Employers sometime encounter problems not for what they do but how they do it. Making ill-advised statements along the way really doesn’t help.
John Kelleher worked as a CCTV Truck Operator For Fred A. Cook, Inc. His baby daughter suffered from a variety of medical symptoms that would eventually be diagnosed as Rett Syndrome, a severe neurological disease.
Kelleher told his supervisor about his daughter’s condition and that he might need to leave work suddenly on occasion to help care for her. Right after this discussion, Kelleher was assigned to work exclusively in “the shop” which paid a lower wage than the work he had been performing.
It’s Not Hard To Live With Someone Else’s Troubles
A few weeks later, Kelleher was told that he could no longer leave work immediately after his shift ended because the company required employees to remain on the premises for a period of time in case of emergency.
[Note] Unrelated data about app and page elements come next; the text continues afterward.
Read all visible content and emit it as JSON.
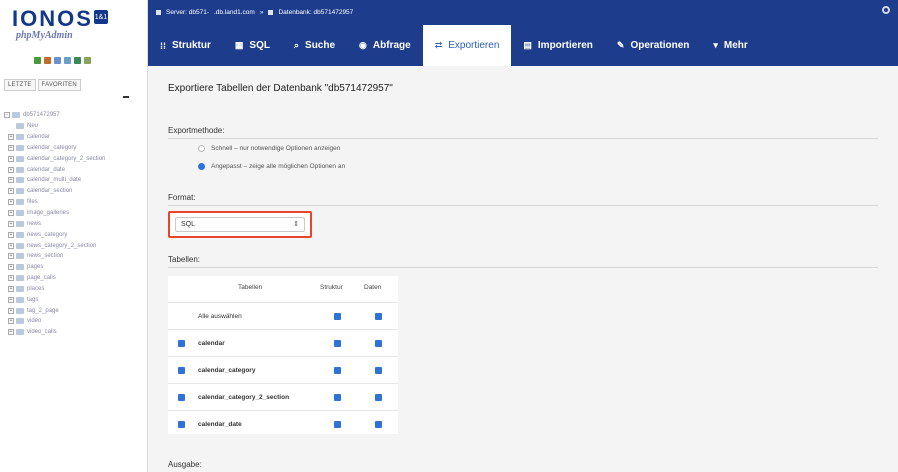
{
  "sidebar": {
    "logo_text": "IONOS",
    "logo_badge": "1&1",
    "logo_sub": "phpMyAdmin",
    "tabs": [
      "LETZTE",
      "FAVORITEN"
    ],
    "tool_colors": [
      "#4a9a3a",
      "#c46a2b",
      "#6b8fd0",
      "#6aa0c8",
      "#3a8a55",
      "#8aa35a"
    ],
    "tree": [
      {
        "label": "db571472957",
        "type": "db"
      },
      {
        "label": "Neu",
        "type": "neu"
      },
      {
        "label": "calendar",
        "type": "tbl"
      },
      {
        "label": "calendar_category",
        "type": "tbl"
      },
      {
        "label": "calendar_category_2_section",
        "type": "tbl"
      },
      {
        "label": "calendar_date",
        "type": "tbl"
      },
      {
        "label": "calendar_multi_date",
        "type": "tbl"
      },
      {
        "label": "calendar_section",
        "type": "tbl"
      },
      {
        "label": "files",
        "type": "tbl"
      },
      {
        "label": "image_galleries",
        "type": "tbl"
      },
      {
        "label": "news",
        "type": "tbl"
      },
      {
        "label": "news_category",
        "type": "tbl"
      },
      {
        "label": "news_category_2_section",
        "type": "tbl"
      },
      {
        "label": "news_section",
        "type": "tbl"
      },
      {
        "label": "pages",
        "type": "tbl"
      },
      {
        "label": "page_calls",
        "type": "tbl"
      },
      {
        "label": "places",
        "type": "tbl"
      },
      {
        "label": "tags",
        "type": "tbl"
      },
      {
        "label": "tag_2_page",
        "type": "tbl"
      },
      {
        "label": "video",
        "type": "tbl"
      },
      {
        "label": "video_calls",
        "type": "tbl"
      }
    ]
  },
  "breadcrumb": {
    "server": "Server: db571-",
    "host": ".db.land1.com",
    "sep": "»",
    "database": "Datenbank: db571472957"
  },
  "nav": {
    "tabs": [
      {
        "label": "Struktur",
        "icon": "structure-icon",
        "glyph": "⁞⁞"
      },
      {
        "label": "SQL",
        "icon": "sql-icon",
        "glyph": "▦"
      },
      {
        "label": "Suche",
        "icon": "search-icon",
        "glyph": "⌕"
      },
      {
        "label": "Abfrage",
        "icon": "query-icon",
        "glyph": "◉"
      },
      {
        "label": "Exportieren",
        "icon": "export-icon",
        "glyph": "⇄",
        "active": true
      },
      {
        "label": "Importieren",
        "icon": "import-icon",
        "glyph": "▤"
      },
      {
        "label": "Operationen",
        "icon": "wrench-icon",
        "glyph": "✎"
      },
      {
        "label": "Mehr",
        "icon": "chevron-down-icon",
        "glyph": "▾"
      }
    ]
  },
  "main": {
    "title": "Exportiere Tabellen der Datenbank \"db571472957\"",
    "exportmethode_label": "Exportmethode:",
    "method_quick": "Schnell – nur notwendige Optionen anzeigen",
    "method_custom": "Angepasst – zeige alle möglichen Optionen an",
    "format_label": "Format:",
    "format_value": "SQL",
    "tabellen_label": "Tabellen:",
    "table_headers": {
      "tables": "Tabellen",
      "structure": "Struktur",
      "data": "Daten"
    },
    "select_all": "Alle auswählen",
    "rows": [
      "calendar",
      "calendar_category",
      "calendar_category_2_section",
      "calendar_date"
    ],
    "ausgabe_label": "Ausgabe:"
  },
  "colors": {
    "nav_bg": "#1d3d8c",
    "accent_blue": "#2f73d6",
    "highlight_red": "#e8452c"
  }
}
Kelleher asked if he could work an 8-hour shift for just one week so that he could care for his daughter. The request was denied, and Kelleher was told that “his problems at home were not the company’s problems.”
Over the weekend, Kelleher’s daughter suffered a seizure requiring emergency hospitalization. Kelleher told the company that he would not be in on Monday. When he arrived for work on Tuesday morning, he learned that he had been demoted to a Laborer position that required “shoveling sewer systems.”
Subsequently, Kelleher arrived to work 10‐15 minutes late on one occasion. He was promptly sent home and told he would be contacted if he was needed. A month later, he received a letter terminating his employment.
Kelleher filed a disability discrimination charge with the Equal Employment Opportunity Commission (EEOC) and then sued in federal district court under the Americans with Disabilities Act (ADA). The District Court dismissed the claim without a trial on the grounds that Kelleher was unable to meet the requirements of his job. He appealed the decision to the Second Circuit Court of Appeals.
No Guilt By Association
Kelleher’s lawsuit pressed a claim commonly referred to as “associational discrimination.” It is based on the ADA provision making it unlawful to discriminate against “a qualified individual because of the known disability of an individual with whom the qualified individual is known to have a relationship or association.”
The Company argued that Kelleher’s claim failed because he was not a qualified individual. They said he essentially admitted this by asking for relief from his regular schedule, which they had no obligation to provide since the ADA only mandates accommodation when the employee is disabled. Factoring in his other attendance deficiencies, the employer insisted that Kelleher was not a qualified person and therefore was not protected under the ADA.
The Circuit Court disagreed, calling the company’s argument confused. They explained:
Though the ADA does not require an employer to provide a reasonable accommodation to the nondisabled associate of a disabled person, an employer’s reaction to such a request for accommodation can support an inference that a subsequent adverse employment action was motivated by associational discrimination.
The Court concluded that in this instance, a fact-finder could determine that the Company was simply enforcing strict but legitimate performance standards. On the other hand, it would also be reasonable to find that the Company overreacted to minimal performance miscues (a single missed day and one 15‐minute late arrival) and mischaracterized the reason for his request for a one-week schedule change. When combined with the ill-advised warning to “leave his personal problems at home,” Kelleher’s adverse treatment could be seen as a manifestation of the Company’s animosity toward perceived inconveniences arising from Kelleher’s association with his disabled daughter. Kelleher should have the chance to prove this in court.
The Second Circuit therefore reversed the dismissal and remanded the case back for a full trial of Kelleher’s associational discrimination claim.
It is sometimes difficult to glean from a written court decision why a relationship between an employer and employee has gone so far off the rails. The employer in this case seems to have responded rather strongly to the issues posed by their employee but perhaps there is more to that story.
What we do know is that even where an employer might seem to have the right to take certain actions, the manner in which those actions are taken or the words used in taking them could be sufficient to prove that the actions were unlawfully motivated. Careful decisions and thoughtful words almost always carry the day.